Among his many awards, Hooker has a star on the Hollywood Walk of Fame and in 1991 he was inducted into the Rock and Roll Hall of Fame. Two of his songs, "Boogie Chillen" and "Boom Boom" were named to the list of The Rock and Roll Hall of Fame's 500 Songs that Shaped Rock and Roll. "Boogie Chillen" was included as one of the Songs of the Century. He was also inducted in 1980 into the Blues Hall of Fame. In 2000, Hooker was awarded the Grammy Lifetime Achievement Award.

Music

Hooker's guitar playing is closely aligned with piano Boogie Woogie. He would play the walking bass pattern with his thumb, stopping to emphasize the end of a line with a series of trills, done by rapid hammer-ons and pull-offs. The songs that most epitomize his early sound are "Boogie Chillen", about being 17 and wanting to go out to dance at the Boogie clubs, "Baby Please Don't Go", a blues standard first recorded by Big Joe Williams, and "Tupelo Blues",[10] a stunningly sad song about the flooding of Tupelo, Mississippi in April 1936.

He maintained a solo career, popular with blues and folk music fans of the early 1960s and crossed over to white audiences, giving an early opportunity to the young Bob Dylan. As he got older, he added more and more people to his band, changing his live show from simply Hooker with his guitar to a large band, with Hooker singing.

His vocal phrasing was less closely tied to specific bars than most blues singers'. This casual, rambling style had been gradually diminishing with the onset of electric blues bands from Chicago but, even when not playing solo, Hooker retained it in his sound.

Though Hooker lived in Detroit during most of his career, he is not associated with the Chicago-style blues prevalent in large northern cities, as much as he is with the southern rural blues styles, known as delta blues, country blues, folk blues, or "front porch blues". His use of an electric guitar tied together the Delta blues with the emerging post-war electric blues.[11]

His songs have been covered by The White Stripes, MC5, The Doors, George Thorogood, Jimi Hendrix, Led Zeppelin, Van Morrison, The Yardbirds, The Animals, R. L. Burnside, the J. Geils Band and The Jon Spencer Blues Explosion.


Tracklist
1. Guitar Blues
2. Two White Horses
3. Trouble In Mind
4. Catfish Blues
5. John Henry
6. How Long Blues
7. Ezekiel Saw The Wheel
8. Jack O' Diamonds
9. Waterboy
10. Six Little Puppies And...
11. In The Evening When Th...
12. Old Blind Barnabas
13. Moses Smote The Water
14. Spoken Interlude
15. Rabbit On The Log
16. Come And See About Me
17. 33 Blues
18. She's Real Gone
19. I Wonder
20. Untitled Slow Blues

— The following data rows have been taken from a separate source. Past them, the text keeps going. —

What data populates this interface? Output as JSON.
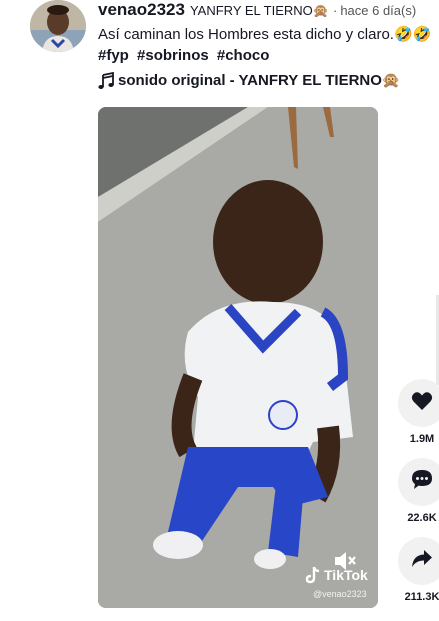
{
  "author": {
    "username": "venao2323",
    "nickname": "YANFRY EL TIERNO🙊",
    "separator": "·",
    "time": "hace 6 día(s)"
  },
  "caption": {
    "text": "Así caminan los Hombres esta dicho y claro.🤣🤣",
    "hashtags": [
      "#fyp",
      "#sobrinos",
      "#choco"
    ]
  },
  "music": {
    "icon": "music-note-icon",
    "title": "sonido original - YANFRY EL TIERNO🙊"
  },
  "video": {
    "watermark_brand": "TikTok",
    "watermark_handle": "@venao2323",
    "mute_icon": "speaker-muted-icon"
  },
  "actions": {
    "likes": "1.9M",
    "comments": "22.6K",
    "shares": "211.3K"
  },
  "colors": {
    "text": "#161823",
    "button_bg": "#f1f1f2"
  }
}
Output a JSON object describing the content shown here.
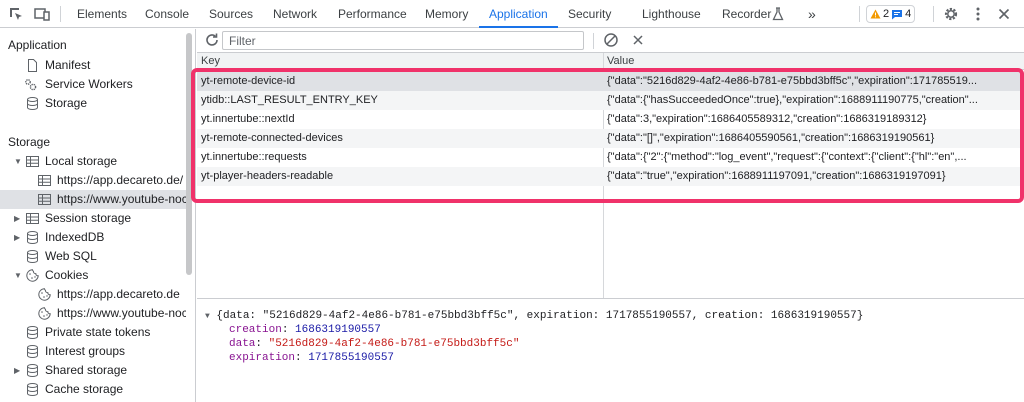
{
  "tabs": [
    "Elements",
    "Console",
    "Sources",
    "Network",
    "Performance",
    "Memory",
    "Application",
    "Security",
    "Lighthouse",
    "Recorder"
  ],
  "active_tab": "Application",
  "more_tabs": "»",
  "warnings_count": "2",
  "messages_count": "4",
  "sidebar": {
    "application_header": "Application",
    "application_items": [
      "Manifest",
      "Service Workers",
      "Storage"
    ],
    "storage_header": "Storage",
    "local_storage": "Local storage",
    "local_storage_children": [
      "https://app.decareto.de/",
      "https://www.youtube-noc"
    ],
    "session_storage": "Session storage",
    "indexeddb": "IndexedDB",
    "websql": "Web SQL",
    "cookies": "Cookies",
    "cookies_children": [
      "https://app.decareto.de",
      "https://www.youtube-noc"
    ],
    "private_state_tokens": "Private state tokens",
    "interest_groups": "Interest groups",
    "shared_storage": "Shared storage",
    "cache_storage": "Cache storage"
  },
  "filter": {
    "placeholder": "Filter"
  },
  "table": {
    "key_header": "Key",
    "value_header": "Value",
    "rows": [
      {
        "key": "yt-remote-device-id",
        "value": "{\"data\":\"5216d829-4af2-4e86-b781-e75bbd3bff5c\",\"expiration\":171785519..."
      },
      {
        "key": "ytidb::LAST_RESULT_ENTRY_KEY",
        "value": "{\"data\":{\"hasSucceededOnce\":true},\"expiration\":1688911190775,\"creation\"..."
      },
      {
        "key": "yt.innertube::nextId",
        "value": "{\"data\":3,\"expiration\":1686405589312,\"creation\":1686319189312}"
      },
      {
        "key": "yt-remote-connected-devices",
        "value": "{\"data\":\"[]\",\"expiration\":1686405590561,\"creation\":1686319190561}"
      },
      {
        "key": "yt.innertube::requests",
        "value": "{\"data\":{\"2\":{\"method\":\"log_event\",\"request\":{\"context\":{\"client\":{\"hl\":\"en\",..."
      },
      {
        "key": "yt-player-headers-readable",
        "value": "{\"data\":\"true\",\"expiration\":1688911197091,\"creation\":1686319197091}"
      }
    ]
  },
  "preview": {
    "summary": "{data: \"5216d829-4af2-4e86-b781-e75bbd3bff5c\", expiration: 1717855190557, creation: 1686319190557}",
    "props": [
      {
        "key": "creation",
        "value": "1686319190557",
        "kind": "num"
      },
      {
        "key": "data",
        "value": "\"5216d829-4af2-4e86-b781-e75bbd3bff5c\"",
        "kind": "str"
      },
      {
        "key": "expiration",
        "value": "1717855190557",
        "kind": "num"
      }
    ]
  },
  "colors": {
    "accent": "#1a73e8",
    "highlight": "#f0326a",
    "warning": "#f29900"
  }
}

related torrents

Torrent name

health leech seeds Size
 


comments (0)

Main Menu